North Devon D-Day Heritage Trail

North Devon D-Day Heritage Trail

What comes to mind when you think about World War II? The London Blitz? Churchill’s famous speeches? D-day affected all parts of Great Britain, and every location and community played its part. North Devon has many Important World War II stories to tell – if you know where to look.

This linked booklet “ Devon D-Day: A World War II Heritage Trail of the North Devon Coast ” does just this.

The North Devon coast closely resembled that of Normandy, and trail aims to bring to life the military strategy that was being developed on North Devon's beaches, estuaries and sand dunes, in practicing for the biggest amphibious assault in military history.

The Heritage Trail booklet highlights some of the most important military and cultural sites of World War II North Devon.
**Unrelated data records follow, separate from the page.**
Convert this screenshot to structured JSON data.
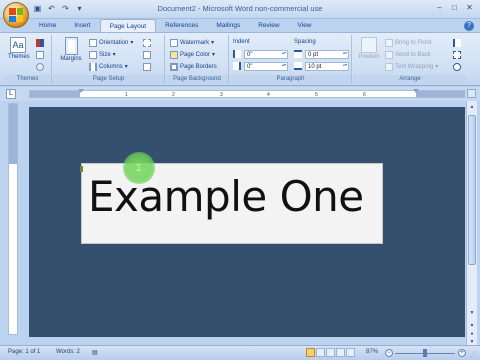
{
  "window": {
    "title": "Document2 - Microsoft Word non-commercial use",
    "minimize": "–",
    "maximize": "□",
    "close": "✕"
  },
  "tabs": [
    "Home",
    "Insert",
    "Page Layout",
    "References",
    "Mailings",
    "Review",
    "View"
  ],
  "active_tab": "Page Layout",
  "ribbon": {
    "themes": {
      "label": "Themes",
      "group": "Themes"
    },
    "page_setup": {
      "group": "Page Setup",
      "margins": "Margins",
      "orientation": "Orientation",
      "size": "Size",
      "columns": "Columns"
    },
    "page_background": {
      "group": "Page Background",
      "watermark": "Watermark",
      "page_color": "Page Color",
      "page_borders": "Page Borders"
    },
    "paragraph": {
      "group": "Paragraph",
      "indent": "Indent",
      "indent_left": "0\"",
      "indent_right": "0\"",
      "spacing": "Spacing",
      "spacing_before": "0 pt",
      "spacing_after": "10 pt"
    },
    "arrange": {
      "group": "Arrange",
      "position": "Position",
      "bring_to_front": "Bring to Front",
      "send_to_back": "Send to Back",
      "text_wrapping": "Text Wrapping"
    }
  },
  "ruler": {
    "ticks": [
      "1",
      "2",
      "3",
      "4",
      "5",
      "6"
    ]
  },
  "document": {
    "text": "Example One"
  },
  "status": {
    "page": "Page: 1 of 1",
    "words": "Words: 2",
    "zoom": "87%"
  },
  "colors": {
    "doc_background": "#35506f",
    "ribbon": "#cfdff3",
    "accent": "#15428b"
  }
}
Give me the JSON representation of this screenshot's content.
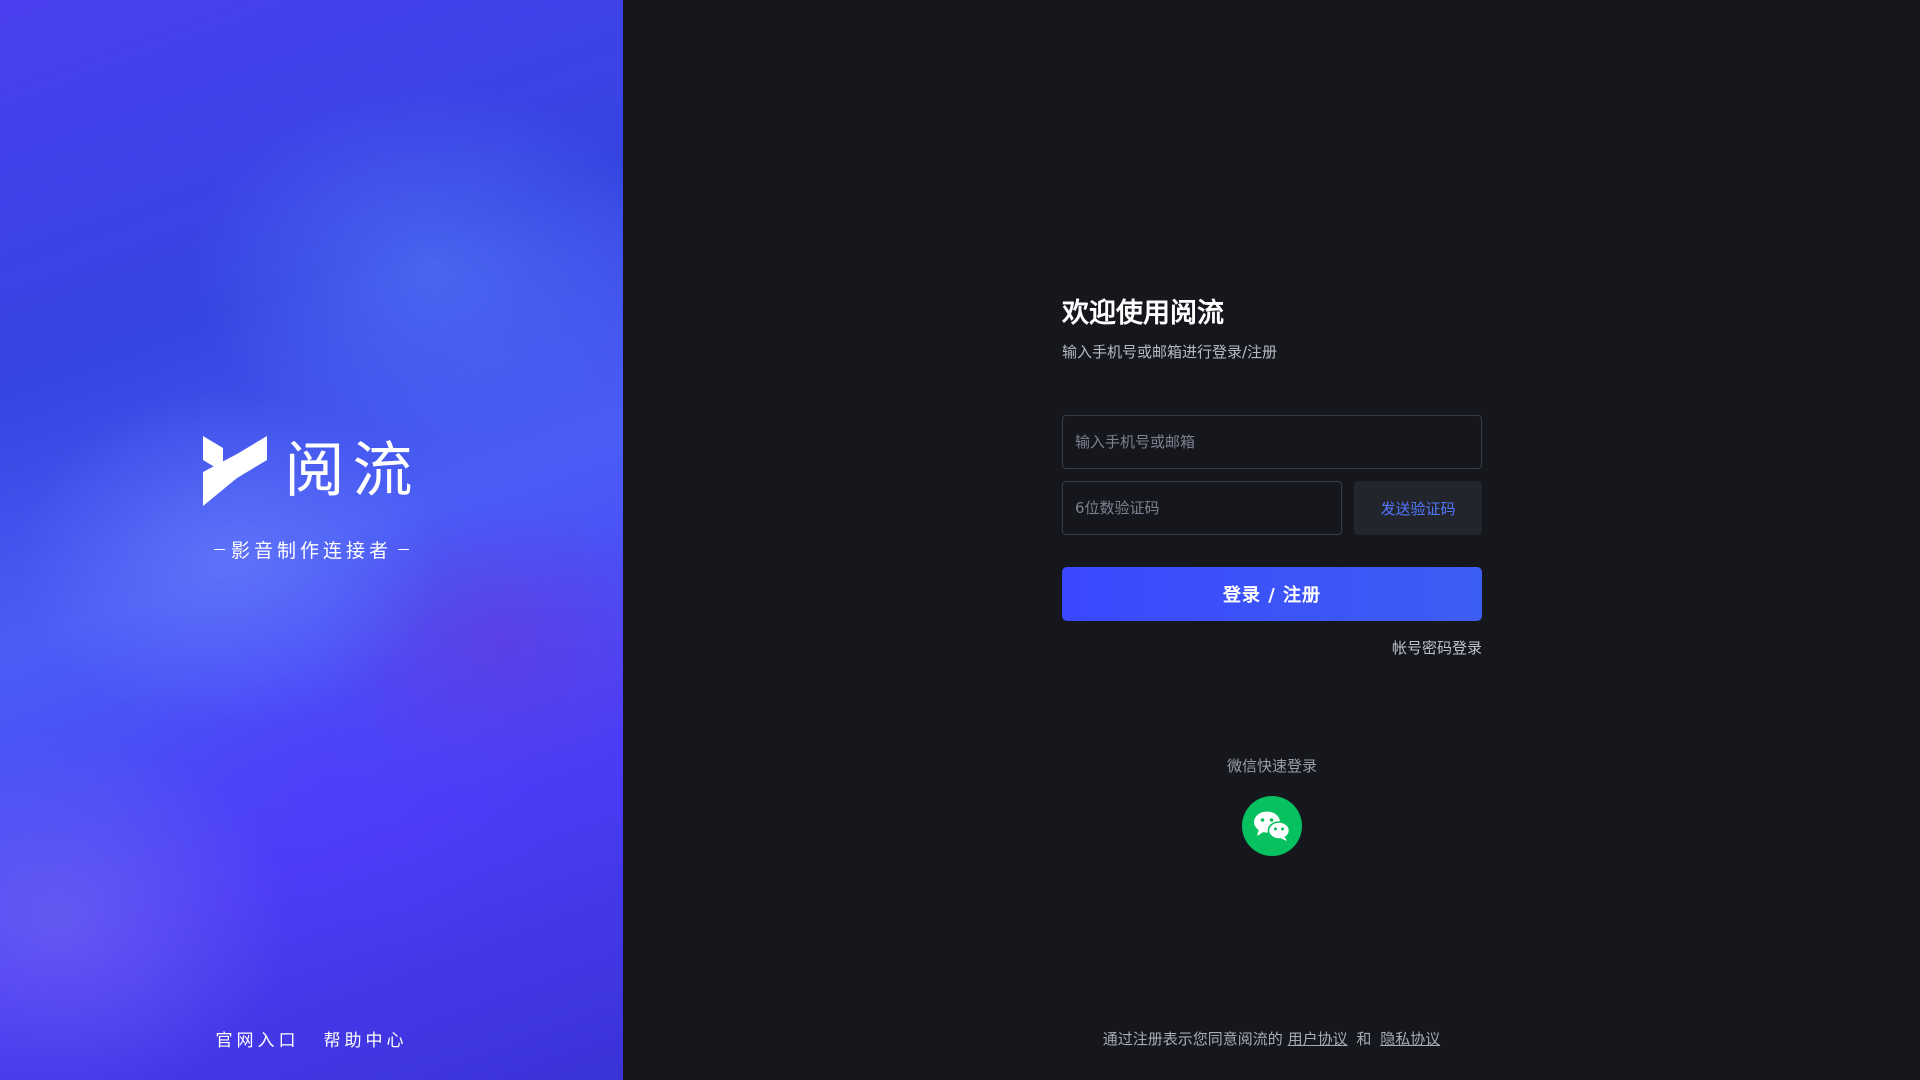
{
  "brand": {
    "app_name": "阅流",
    "slogan": "影音制作连接者",
    "links": [
      "官网入口",
      "帮助中心"
    ]
  },
  "form": {
    "title": "欢迎使用阅流",
    "subtitle": "输入手机号或邮箱进行登录/注册",
    "account_placeholder": "输入手机号或邮箱",
    "code_placeholder": "6位数验证码",
    "send_code_label": "发送验证码",
    "submit_label": "登录 / 注册",
    "password_login_label": "帐号密码登录"
  },
  "wechat": {
    "label": "微信快速登录",
    "icon": "wechat-icon"
  },
  "agreement": {
    "prefix": "通过注册表示您同意阅流的",
    "user_agreement": "用户协议",
    "conjunction": "和",
    "privacy_policy": "隐私协议"
  },
  "colors": {
    "primary": "#3a48ff",
    "link_blue": "#5277ff",
    "wechat_green": "#07c160",
    "panel_bg": "#16171d"
  }
}
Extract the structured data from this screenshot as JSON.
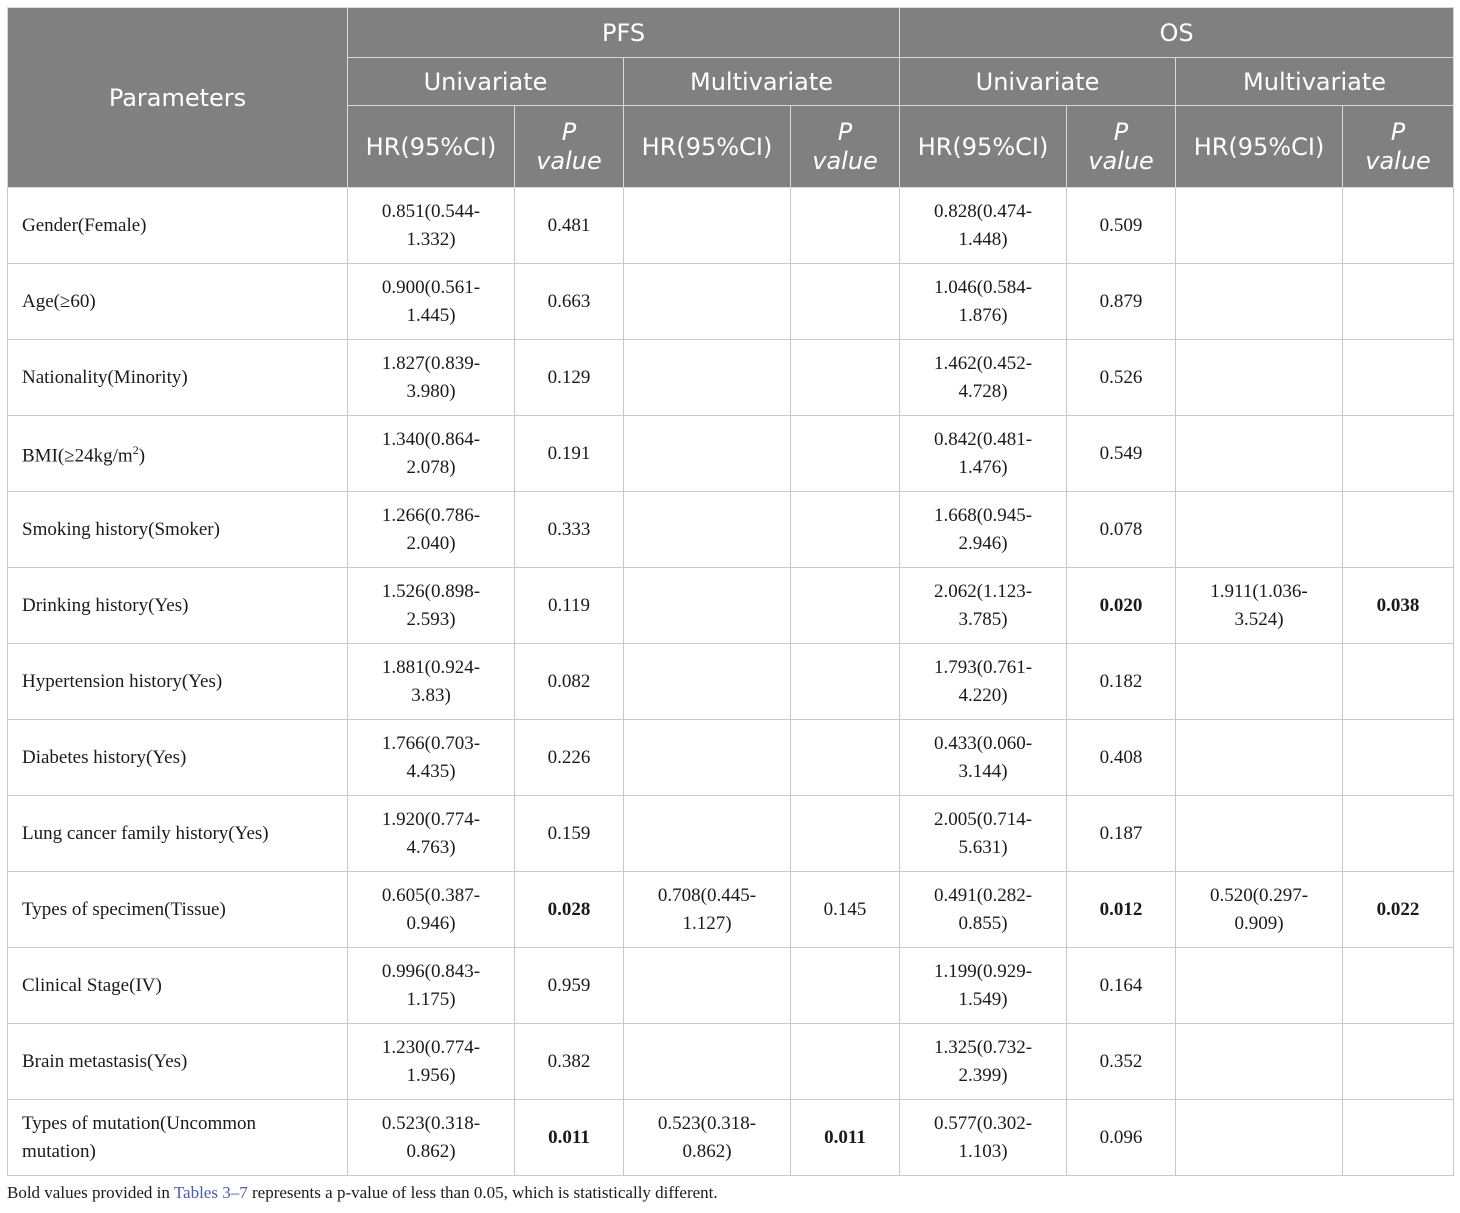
{
  "header": {
    "parameters": "Parameters",
    "pfs": "PFS",
    "os": "OS",
    "univariate": "Univariate",
    "multivariate": "Multivariate",
    "hr": "HR(95%CI)",
    "p": "P",
    "value": "value"
  },
  "rows": [
    {
      "param": "Gender(Female)",
      "pfs_uni_hr_a": "0.851(0.544-",
      "pfs_uni_hr_b": "1.332)",
      "pfs_uni_p": "0.481",
      "pfs_mul_hr_a": "",
      "pfs_mul_hr_b": "",
      "pfs_mul_p": "",
      "os_uni_hr_a": "0.828(0.474-",
      "os_uni_hr_b": "1.448)",
      "os_uni_p": "0.509",
      "os_mul_hr_a": "",
      "os_mul_hr_b": "",
      "os_mul_p": ""
    },
    {
      "param": "Age(≥60)",
      "pfs_uni_hr_a": "0.900(0.561-",
      "pfs_uni_hr_b": "1.445)",
      "pfs_uni_p": "0.663",
      "pfs_mul_hr_a": "",
      "pfs_mul_hr_b": "",
      "pfs_mul_p": "",
      "os_uni_hr_a": "1.046(0.584-",
      "os_uni_hr_b": "1.876)",
      "os_uni_p": "0.879",
      "os_mul_hr_a": "",
      "os_mul_hr_b": "",
      "os_mul_p": ""
    },
    {
      "param": "Nationality(Minority)",
      "pfs_uni_hr_a": "1.827(0.839-",
      "pfs_uni_hr_b": "3.980)",
      "pfs_uni_p": "0.129",
      "pfs_mul_hr_a": "",
      "pfs_mul_hr_b": "",
      "pfs_mul_p": "",
      "os_uni_hr_a": "1.462(0.452-",
      "os_uni_hr_b": "4.728)",
      "os_uni_p": "0.526",
      "os_mul_hr_a": "",
      "os_mul_hr_b": "",
      "os_mul_p": ""
    },
    {
      "param": "BMI(≥24kg/m",
      "param_sup": "2",
      "param_tail": ")",
      "pfs_uni_hr_a": "1.340(0.864-",
      "pfs_uni_hr_b": "2.078)",
      "pfs_uni_p": "0.191",
      "pfs_mul_hr_a": "",
      "pfs_mul_hr_b": "",
      "pfs_mul_p": "",
      "os_uni_hr_a": "0.842(0.481-",
      "os_uni_hr_b": "1.476)",
      "os_uni_p": "0.549",
      "os_mul_hr_a": "",
      "os_mul_hr_b": "",
      "os_mul_p": ""
    },
    {
      "param": "Smoking history(Smoker)",
      "pfs_uni_hr_a": "1.266(0.786-",
      "pfs_uni_hr_b": "2.040)",
      "pfs_uni_p": "0.333",
      "pfs_mul_hr_a": "",
      "pfs_mul_hr_b": "",
      "pfs_mul_p": "",
      "os_uni_hr_a": "1.668(0.945-",
      "os_uni_hr_b": "2.946)",
      "os_uni_p": "0.078",
      "os_mul_hr_a": "",
      "os_mul_hr_b": "",
      "os_mul_p": ""
    },
    {
      "param": "Drinking history(Yes)",
      "pfs_uni_hr_a": "1.526(0.898-",
      "pfs_uni_hr_b": "2.593)",
      "pfs_uni_p": "0.119",
      "pfs_mul_hr_a": "",
      "pfs_mul_hr_b": "",
      "pfs_mul_p": "",
      "os_uni_hr_a": "2.062(1.123-",
      "os_uni_hr_b": "3.785)",
      "os_uni_p": "0.020",
      "os_mul_hr_a": "1.911(1.036-",
      "os_mul_hr_b": "3.524)",
      "os_mul_p": "0.038"
    },
    {
      "param": "Hypertension history(Yes)",
      "pfs_uni_hr_a": "1.881(0.924-",
      "pfs_uni_hr_b": "3.83)",
      "pfs_uni_p": "0.082",
      "pfs_mul_hr_a": "",
      "pfs_mul_hr_b": "",
      "pfs_mul_p": "",
      "os_uni_hr_a": "1.793(0.761-",
      "os_uni_hr_b": "4.220)",
      "os_uni_p": "0.182",
      "os_mul_hr_a": "",
      "os_mul_hr_b": "",
      "os_mul_p": ""
    },
    {
      "param": "Diabetes history(Yes)",
      "pfs_uni_hr_a": "1.766(0.703-",
      "pfs_uni_hr_b": "4.435)",
      "pfs_uni_p": "0.226",
      "pfs_mul_hr_a": "",
      "pfs_mul_hr_b": "",
      "pfs_mul_p": "",
      "os_uni_hr_a": "0.433(0.060-",
      "os_uni_hr_b": "3.144)",
      "os_uni_p": "0.408",
      "os_mul_hr_a": "",
      "os_mul_hr_b": "",
      "os_mul_p": ""
    },
    {
      "param": "Lung cancer family history(Yes)",
      "pfs_uni_hr_a": "1.920(0.774-",
      "pfs_uni_hr_b": "4.763)",
      "pfs_uni_p": "0.159",
      "pfs_mul_hr_a": "",
      "pfs_mul_hr_b": "",
      "pfs_mul_p": "",
      "os_uni_hr_a": "2.005(0.714-",
      "os_uni_hr_b": "5.631)",
      "os_uni_p": "0.187",
      "os_mul_hr_a": "",
      "os_mul_hr_b": "",
      "os_mul_p": ""
    },
    {
      "param": "Types of specimen(Tissue)",
      "pfs_uni_hr_a": "0.605(0.387-",
      "pfs_uni_hr_b": "0.946)",
      "pfs_uni_p": "0.028",
      "pfs_mul_hr_a": "0.708(0.445-",
      "pfs_mul_hr_b": "1.127)",
      "pfs_mul_p": "0.145",
      "os_uni_hr_a": "0.491(0.282-",
      "os_uni_hr_b": "0.855)",
      "os_uni_p": "0.012",
      "os_mul_hr_a": "0.520(0.297-",
      "os_mul_hr_b": "0.909)",
      "os_mul_p": "0.022"
    },
    {
      "param": "Clinical Stage(IV)",
      "pfs_uni_hr_a": "0.996(0.843-",
      "pfs_uni_hr_b": "1.175)",
      "pfs_uni_p": "0.959",
      "pfs_mul_hr_a": "",
      "pfs_mul_hr_b": "",
      "pfs_mul_p": "",
      "os_uni_hr_a": "1.199(0.929-",
      "os_uni_hr_b": "1.549)",
      "os_uni_p": "0.164",
      "os_mul_hr_a": "",
      "os_mul_hr_b": "",
      "os_mul_p": ""
    },
    {
      "param": "Brain metastasis(Yes)",
      "pfs_uni_hr_a": "1.230(0.774-",
      "pfs_uni_hr_b": "1.956)",
      "pfs_uni_p": "0.382",
      "pfs_mul_hr_a": "",
      "pfs_mul_hr_b": "",
      "pfs_mul_p": "",
      "os_uni_hr_a": "1.325(0.732-",
      "os_uni_hr_b": "2.399)",
      "os_uni_p": "0.352",
      "os_mul_hr_a": "",
      "os_mul_hr_b": "",
      "os_mul_p": ""
    },
    {
      "param": "Types of mutation(Uncommon",
      "param_line2": "mutation)",
      "pfs_uni_hr_a": "0.523(0.318-",
      "pfs_uni_hr_b": "0.862)",
      "pfs_uni_p": "0.011",
      "pfs_mul_hr_a": "0.523(0.318-",
      "pfs_mul_hr_b": "0.862)",
      "pfs_mul_p": "0.011",
      "os_uni_hr_a": "0.577(0.302-",
      "os_uni_hr_b": "1.103)",
      "os_uni_p": "0.096",
      "os_mul_hr_a": "",
      "os_mul_hr_b": "",
      "os_mul_p": ""
    }
  ],
  "footnote": {
    "prefix": "Bold values provided in ",
    "link": "Tables 3–7",
    "suffix": " represents a p-value of less than 0.05, which is statistically different."
  }
}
It includes locations connected to the work of British forces in North Devon alongside sites related to the American preparations for D-Day in the Assault Training Center – and the presence of thousands of American GIs in the area.

It’s hard to imagine this peaceful corner of Devon and these beautiful beaches saw such explosive activity and harboured so many secrets vital to the success of D-Day, 6th June 1944.

Many innovative weapons used in the Normandy beach assaults were tried, tested and perfected here in North Devon as well as the incredible idea of pumping fresh water and petrol in pipes under the English Channel to the French coast.

American forces swamped the area in 1943 as they trained in new techniques and prepared to launch the invasion of Europe in the greatest amphibious operation in military history. Soldiers stormed ashore at Woolacombe and Saunton with smoke, live explosives and ammunition recreating the confusion, sounds and smells of combat they would face on the beaches of Normandy. But today listen to the happy squeals of children splashing in the sea where once thousands of US Army soldiers had pounded ashore to perfect their deadly art of war. The US Navy trained their landing craft skippers here too – those that were destined to be the first to hit the Normandy beaches.

But all this was overshadowed by the very event it had created and made possible – D-Day 6th June 1944.

Each location on the North Devon-wide, 12-point trail, is marked with a bronze plaque. The booklet features an area map and grid references (e.g. SS459309), helping local people and visitors to find their way around the key sites while revealing the military and human stories behind them. is a free OS tool to locate the references.

Allied soldiers above Woolacombe, 1943. 

Picture: Mortehoe Museum - Credit: Mortehoe Museum

American GIs practicing attack runout from Landing Craft Personnel on Braunton Burrows, 1943. 

Picture: Tony Koorlander - Credit: Tony Koorlander

A dummy pillbox at Baggy Point, used for training in the run up to D-Day. 

Picture: North Devon Coast AONB - Credit: North Devon Coast AONB

Remains of ‘Dragons Teeth’ anti-invasion obstacles at Northam Burrows. 

Picture: Sarah Gallifent - Credit: Sarah Gallifent

GI soldiers at the American Red Cross Centre, Woolacombe (now the Red Barn pub) 1943. 

Picture: Mortehoe Museum - Credit: Mortehoe Museum

Frogmen from HMS Appledore ascending the slipway at Appledore, 1945. 

Picture: Imperial War Museum - Credit: Archant

Watermouth Cove, where a pipleline under the sea (PLUTO) was

trailed between the North Devon and South Wales coast. 

Picture: North Devon Coast AONB - Credit: North Devon Coast AONB